*** Opening of INPUT FOR THIS TASK ***

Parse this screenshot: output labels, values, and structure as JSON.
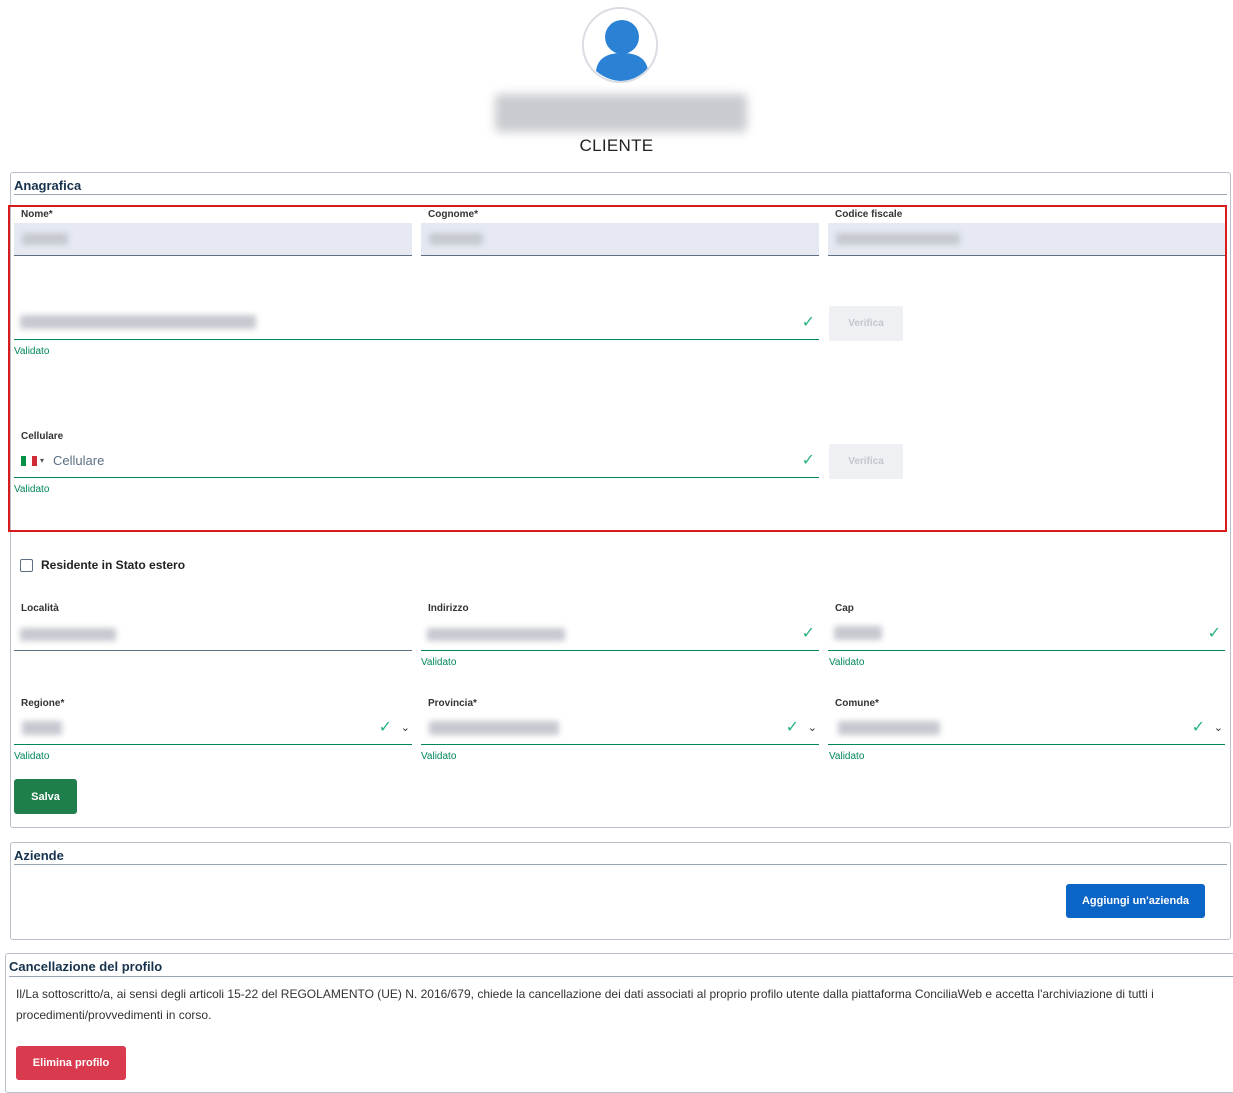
{
  "header": {
    "role": "CLIENTE"
  },
  "anagrafica": {
    "title": "Anagrafica",
    "nome_label": "Nome*",
    "cognome_label": "Cognome*",
    "codice_fiscale_label": "Codice fiscale",
    "email_validated": "Validato",
    "verifica_label": "Verifica",
    "cellulare_label": "Cellulare",
    "cellulare_placeholder": "Cellulare",
    "cellulare_validated": "Validato",
    "residente_label": "Residente in Stato estero",
    "residente_checked": false,
    "localita_label": "Località",
    "indirizzo_label": "Indirizzo",
    "indirizzo_validated": "Validato",
    "cap_label": "Cap",
    "cap_validated": "Validato",
    "regione_label": "Regione*",
    "regione_validated": "Validato",
    "provincia_label": "Provincia*",
    "provincia_validated": "Validato",
    "comune_label": "Comune*",
    "comune_validated": "Validato",
    "save_label": "Salva"
  },
  "aziende": {
    "title": "Aziende",
    "add_label": "Aggiungi un'azienda"
  },
  "cancellazione": {
    "title": "Cancellazione del profilo",
    "text": "Il/La sottoscritto/a, ai sensi degli articoli 15-22 del REGOLAMENTO (UE) N. 2016/679, chiede la cancellazione dei dati associati al proprio profilo utente dalla piattaforma ConciliaWeb e accetta l'archiviazione di tutti i procedimenti/provvedimenti in corso.",
    "delete_label": "Elimina profilo"
  },
  "colors": {
    "validated": "#008758",
    "primary": "#0b65c7",
    "save": "#1f7f4c",
    "danger": "#d93a4e",
    "highlight": "#d81b1b"
  }
}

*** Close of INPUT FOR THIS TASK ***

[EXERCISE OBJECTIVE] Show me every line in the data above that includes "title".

[RESULT OF THE TASK]
    "title": "Anagrafica",
    "title": "Aziende",
    "title": "Cancellazione del profilo",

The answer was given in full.